A new month & a new season brings a fresh new look for newsletter and I hope you like it. I also thought I’d wrap you up in a little warmth with a story about my Dad.

My dad was a lithographer in the printing industry. A global expert, he regularly chalked up overseas trips to explain a specific printing process involving colour. He was a mad golfer and still is a mad Collingwood fan, with the family joke being that he hangs in there year after year just for the promise of another Pies flag.

Four years ago, the family was told Dad wouldn’t be with us much longer. Without intruding on his privacy, he has cancer and struggles every day. But as time goes on, I’m learning a lot from my strong 84-year-old dad.

Mostly what he’s teaching me is mindset. I’m learning firsthand the power of routine and the power of goal setting. It’s stuff I’ve known for years in my corporate life and it’s what I teach clients, but it’s something really special to see it in action and know that it really works.

I don’t know if Ron understands the effects of what he’s doing, but he insists on setting goals. First, he wanted to make it to Christmas. Then it was my niece’s 18th birthday. Then his and Mum’s 60th wedding anniversary. Now he wants to be 85.

All of these milestones (and smaller ones in between, like the Anzac Day footy match) keep him motivated. He’s staying alive by staying focused on goals, or that’s how it seems to me anyway. He’s determined to be around for lovely family things, and so far, he is.

Then there’s the routine he sticks to every day. Even when he feels like sh&t, he still gets up, gets dressed and has the same huge breakfast of eggs with toast soldiers or a big bowl of porridge with heaps and heaps of honey and muesli clusters on the top. He lays it out the night before, which means he’s optimistic about getting up to make it.

Then he reads the paper, and might sit outside or go for a little walk around the block, followed by a sleep in his chair. It’s not earth shattering and it’s a shadow of what he used to be able to do, but it makes him feel he’s achieved something for the day and used his time how he can.

I strongly believe the goal setting and routines are really supporting his mindset and keeping him going. He’s not giving in.

And I think what I’m learning from Dad is that what he’s doing could benefit everyone. One of the main reasons goal setting and routines can contribute to a longer lifespan is they promote healthy habits and behaviours. For Ron, it’s a nutritious breakfast and keeping his mind active by reading news. Yours will be different. The result is the same: when people have clear goals in mind, they’re more likely to make choices that support those goals.

Goal setting and routines can help reduce stress. Dad loves knowing what he’ll be doing every day and what he hopes to do in the next months or year. When we have a clear sense of direction and purpose, we’re less likely to experience anxiety or worry about the future. The beauty of routines is they provide a sense of stability and predictability which can be comforting and help us feel in control of chaos around us. (Maybe a bit late for Dad, but lower levels of stress have been linked to better health outcomes including a lower risk of heart disease and stroke.)
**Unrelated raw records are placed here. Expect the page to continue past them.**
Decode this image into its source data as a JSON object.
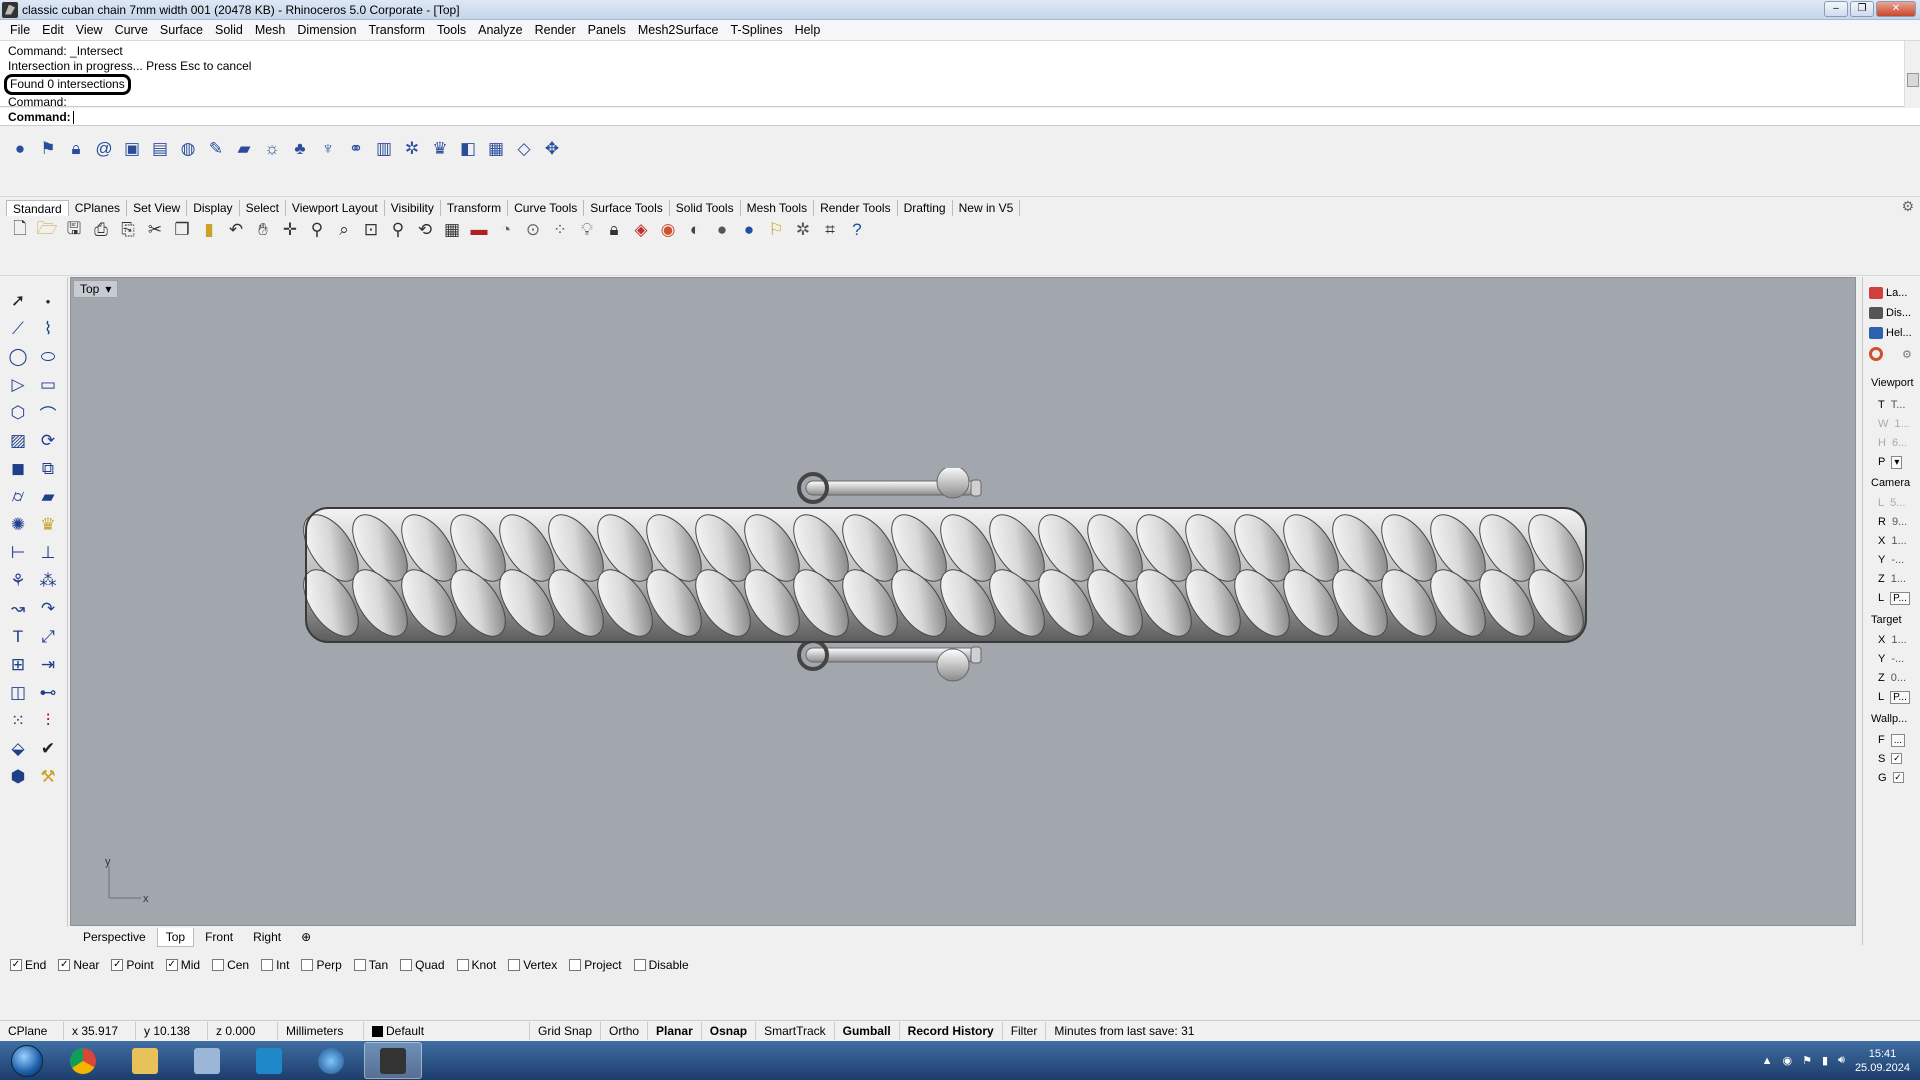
{
  "window": {
    "title": "classic cuban chain 7mm width 001 (20478 KB) - Rhinoceros  5.0 Corporate - [Top]"
  },
  "menu": [
    "File",
    "Edit",
    "View",
    "Curve",
    "Surface",
    "Solid",
    "Mesh",
    "Dimension",
    "Transform",
    "Tools",
    "Analyze",
    "Render",
    "Panels",
    "Mesh2Surface",
    "T-Splines",
    "Help"
  ],
  "command": {
    "history": [
      "Command: _Intersect",
      "Intersection in progress... Press Esc to cancel",
      "Found 0 intersections",
      "Command:"
    ],
    "prompt_label": "Command:"
  },
  "toolbar_tabs": [
    "Standard",
    "CPlanes",
    "Set View",
    "Display",
    "Select",
    "Viewport Layout",
    "Visibility",
    "Transform",
    "Curve Tools",
    "Surface Tools",
    "Solid Tools",
    "Mesh Tools",
    "Render Tools",
    "Drafting",
    "New in V5"
  ],
  "viewport": {
    "name": "Top",
    "axis_x": "x",
    "axis_y": "y",
    "tabs": [
      "Perspective",
      "Top",
      "Front",
      "Right"
    ],
    "active_tab": "Top"
  },
  "right_panel": {
    "panel_tabs": [
      "La...",
      "Dis...",
      "Hel..."
    ],
    "viewport_section": "Viewport",
    "viewport_rows": [
      {
        "k": "T",
        "v": "T..."
      },
      {
        "k": "W",
        "v": "1..."
      },
      {
        "k": "H",
        "v": "6..."
      },
      {
        "k": "P",
        "v": "▾"
      }
    ],
    "camera_section": "Camera",
    "camera_rows": [
      {
        "k": "L",
        "v": "5..."
      },
      {
        "k": "R",
        "v": "9..."
      },
      {
        "k": "X",
        "v": "1..."
      },
      {
        "k": "Y",
        "v": "-..."
      },
      {
        "k": "Z",
        "v": "1..."
      },
      {
        "k": "L",
        "v": "P..."
      }
    ],
    "target_section": "Target",
    "target_rows": [
      {
        "k": "X",
        "v": "1..."
      },
      {
        "k": "Y",
        "v": "-..."
      },
      {
        "k": "Z",
        "v": "0..."
      },
      {
        "k": "L",
        "v": "P..."
      }
    ],
    "wallpaper_section": "Wallp...",
    "wallpaper_rows": [
      {
        "k": "F",
        "v": "..."
      },
      {
        "k": "S",
        "v": "✓"
      },
      {
        "k": "G",
        "v": "✓"
      }
    ]
  },
  "osnap": [
    {
      "label": "End",
      "checked": true
    },
    {
      "label": "Near",
      "checked": true
    },
    {
      "label": "Point",
      "checked": true
    },
    {
      "label": "Mid",
      "checked": true
    },
    {
      "label": "Cen",
      "checked": false
    },
    {
      "label": "Int",
      "checked": false
    },
    {
      "label": "Perp",
      "checked": false
    },
    {
      "label": "Tan",
      "checked": false
    },
    {
      "label": "Quad",
      "checked": false
    },
    {
      "label": "Knot",
      "checked": false
    },
    {
      "label": "Vertex",
      "checked": false
    },
    {
      "label": "Project",
      "checked": false
    },
    {
      "label": "Disable",
      "checked": false
    }
  ],
  "status": {
    "cplane": "CPlane",
    "x": "x 35.917",
    "y": "y 10.138",
    "z": "z 0.000",
    "units": "Millimeters",
    "layer": "Default",
    "grid_snap": "Grid Snap",
    "ortho": "Ortho",
    "planar": "Planar",
    "osnap": "Osnap",
    "smarttrack": "SmartTrack",
    "gumball": "Gumball",
    "record_history": "Record History",
    "filter": "Filter",
    "save_info": "Minutes from last save: 31"
  },
  "taskbar": {
    "time": "15:41",
    "date": "25.09.2024"
  },
  "colors": {
    "viewport_bg": "#a2a7ad",
    "taskbar": "#2a5185",
    "highlight_box": "#000000"
  }
}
And then there’s the way goal setting and routines are important tools to maintain a sense of social connectedness, which has been linked to better health and longevity. Dad gets his weekly dose of that via the footy—feeling like part of a community united by the love of a team really boosts him (at least of the moment!). Routines that involve regular social activities—a class, volunteering, you name it—are great opportunities for social interaction and engagement.

So, thanks Dad. When I was growing up, you’d drive me everywhere to sport games and tell me what you thought afterwards. You taught me to drive, to value a work ethic, to look after other people. You’re still teaching me. You’re the best.